**What is needed:**
Determine how many lines in the records include "once". Write the number and nothing more.

***** Input for this task *****

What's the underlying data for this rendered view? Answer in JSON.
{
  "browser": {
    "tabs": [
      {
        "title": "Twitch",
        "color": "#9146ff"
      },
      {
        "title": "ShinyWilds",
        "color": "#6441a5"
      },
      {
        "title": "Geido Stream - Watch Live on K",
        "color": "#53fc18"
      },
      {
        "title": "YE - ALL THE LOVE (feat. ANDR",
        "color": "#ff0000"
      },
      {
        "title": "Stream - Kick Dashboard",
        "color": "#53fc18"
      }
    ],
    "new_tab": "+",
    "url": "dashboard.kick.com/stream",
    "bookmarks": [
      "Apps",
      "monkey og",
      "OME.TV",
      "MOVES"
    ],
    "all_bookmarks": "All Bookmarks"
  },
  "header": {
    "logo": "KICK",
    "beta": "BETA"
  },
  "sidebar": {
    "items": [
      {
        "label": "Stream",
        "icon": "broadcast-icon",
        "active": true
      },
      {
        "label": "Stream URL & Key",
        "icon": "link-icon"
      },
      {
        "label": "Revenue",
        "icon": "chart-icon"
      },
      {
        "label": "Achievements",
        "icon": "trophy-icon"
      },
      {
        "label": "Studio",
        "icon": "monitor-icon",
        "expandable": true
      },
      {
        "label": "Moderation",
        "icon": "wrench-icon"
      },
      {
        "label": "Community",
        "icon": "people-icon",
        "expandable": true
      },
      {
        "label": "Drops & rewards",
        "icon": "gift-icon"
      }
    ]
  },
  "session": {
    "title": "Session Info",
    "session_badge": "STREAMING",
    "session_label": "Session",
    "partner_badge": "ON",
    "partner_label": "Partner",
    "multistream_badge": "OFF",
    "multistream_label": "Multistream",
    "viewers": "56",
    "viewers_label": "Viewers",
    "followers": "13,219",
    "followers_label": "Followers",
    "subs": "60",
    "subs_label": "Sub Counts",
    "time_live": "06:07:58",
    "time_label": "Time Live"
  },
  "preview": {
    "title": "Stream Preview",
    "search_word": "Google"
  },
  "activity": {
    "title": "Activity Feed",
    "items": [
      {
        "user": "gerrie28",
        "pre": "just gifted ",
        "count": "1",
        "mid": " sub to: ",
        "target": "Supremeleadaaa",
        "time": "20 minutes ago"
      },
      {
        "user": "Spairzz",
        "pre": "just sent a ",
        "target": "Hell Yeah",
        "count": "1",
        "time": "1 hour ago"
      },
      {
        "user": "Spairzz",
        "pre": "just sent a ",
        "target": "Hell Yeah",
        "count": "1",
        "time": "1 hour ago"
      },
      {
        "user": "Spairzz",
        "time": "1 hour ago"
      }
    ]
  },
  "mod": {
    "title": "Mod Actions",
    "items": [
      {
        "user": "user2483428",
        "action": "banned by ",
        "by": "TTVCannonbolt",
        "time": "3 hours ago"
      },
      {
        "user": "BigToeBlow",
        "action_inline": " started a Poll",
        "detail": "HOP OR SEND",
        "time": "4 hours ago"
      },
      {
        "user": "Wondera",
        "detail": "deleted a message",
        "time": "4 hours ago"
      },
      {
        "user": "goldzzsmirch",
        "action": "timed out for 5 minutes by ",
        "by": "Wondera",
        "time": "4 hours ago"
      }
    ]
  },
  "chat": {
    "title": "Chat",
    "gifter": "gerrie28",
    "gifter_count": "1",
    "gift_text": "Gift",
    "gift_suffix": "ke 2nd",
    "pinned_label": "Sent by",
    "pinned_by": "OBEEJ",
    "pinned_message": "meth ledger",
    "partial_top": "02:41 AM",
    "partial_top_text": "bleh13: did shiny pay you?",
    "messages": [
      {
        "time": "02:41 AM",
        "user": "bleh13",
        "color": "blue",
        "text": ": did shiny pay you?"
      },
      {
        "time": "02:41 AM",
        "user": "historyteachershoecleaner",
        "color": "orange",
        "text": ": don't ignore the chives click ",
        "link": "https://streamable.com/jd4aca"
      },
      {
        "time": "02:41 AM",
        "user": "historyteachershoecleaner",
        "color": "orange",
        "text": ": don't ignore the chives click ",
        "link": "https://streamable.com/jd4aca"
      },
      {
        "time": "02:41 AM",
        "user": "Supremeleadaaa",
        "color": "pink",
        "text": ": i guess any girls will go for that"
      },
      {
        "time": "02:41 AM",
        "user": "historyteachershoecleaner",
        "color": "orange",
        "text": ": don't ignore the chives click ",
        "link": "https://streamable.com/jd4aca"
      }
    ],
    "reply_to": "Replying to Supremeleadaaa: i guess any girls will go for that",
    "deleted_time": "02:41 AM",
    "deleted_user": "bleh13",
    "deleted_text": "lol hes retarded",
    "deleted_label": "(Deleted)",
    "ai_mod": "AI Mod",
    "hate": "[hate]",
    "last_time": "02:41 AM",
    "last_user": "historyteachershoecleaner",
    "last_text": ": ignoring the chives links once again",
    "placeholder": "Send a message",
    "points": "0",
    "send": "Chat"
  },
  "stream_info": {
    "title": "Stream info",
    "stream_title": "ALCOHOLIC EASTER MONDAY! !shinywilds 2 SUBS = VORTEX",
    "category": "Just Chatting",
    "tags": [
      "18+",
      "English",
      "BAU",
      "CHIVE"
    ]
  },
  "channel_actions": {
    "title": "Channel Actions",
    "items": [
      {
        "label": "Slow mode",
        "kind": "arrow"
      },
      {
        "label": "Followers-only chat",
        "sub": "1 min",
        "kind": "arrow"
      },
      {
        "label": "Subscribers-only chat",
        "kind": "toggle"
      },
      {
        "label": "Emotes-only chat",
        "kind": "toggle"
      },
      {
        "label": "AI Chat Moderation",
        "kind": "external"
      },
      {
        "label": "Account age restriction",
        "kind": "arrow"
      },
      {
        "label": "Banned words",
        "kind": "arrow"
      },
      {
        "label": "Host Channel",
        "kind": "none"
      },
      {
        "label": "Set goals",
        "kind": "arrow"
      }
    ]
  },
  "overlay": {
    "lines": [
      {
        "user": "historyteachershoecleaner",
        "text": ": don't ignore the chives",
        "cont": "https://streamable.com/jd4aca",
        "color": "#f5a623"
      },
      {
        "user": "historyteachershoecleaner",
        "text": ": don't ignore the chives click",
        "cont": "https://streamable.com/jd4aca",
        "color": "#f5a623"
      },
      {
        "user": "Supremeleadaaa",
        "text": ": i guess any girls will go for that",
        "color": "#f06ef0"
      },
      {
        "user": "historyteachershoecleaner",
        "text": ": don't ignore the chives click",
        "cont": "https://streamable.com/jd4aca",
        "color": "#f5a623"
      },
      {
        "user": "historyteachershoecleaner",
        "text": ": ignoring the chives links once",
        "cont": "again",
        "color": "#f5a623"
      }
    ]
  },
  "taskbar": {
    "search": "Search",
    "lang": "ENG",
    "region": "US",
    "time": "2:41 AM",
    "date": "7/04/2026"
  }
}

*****

**Finished task:**
2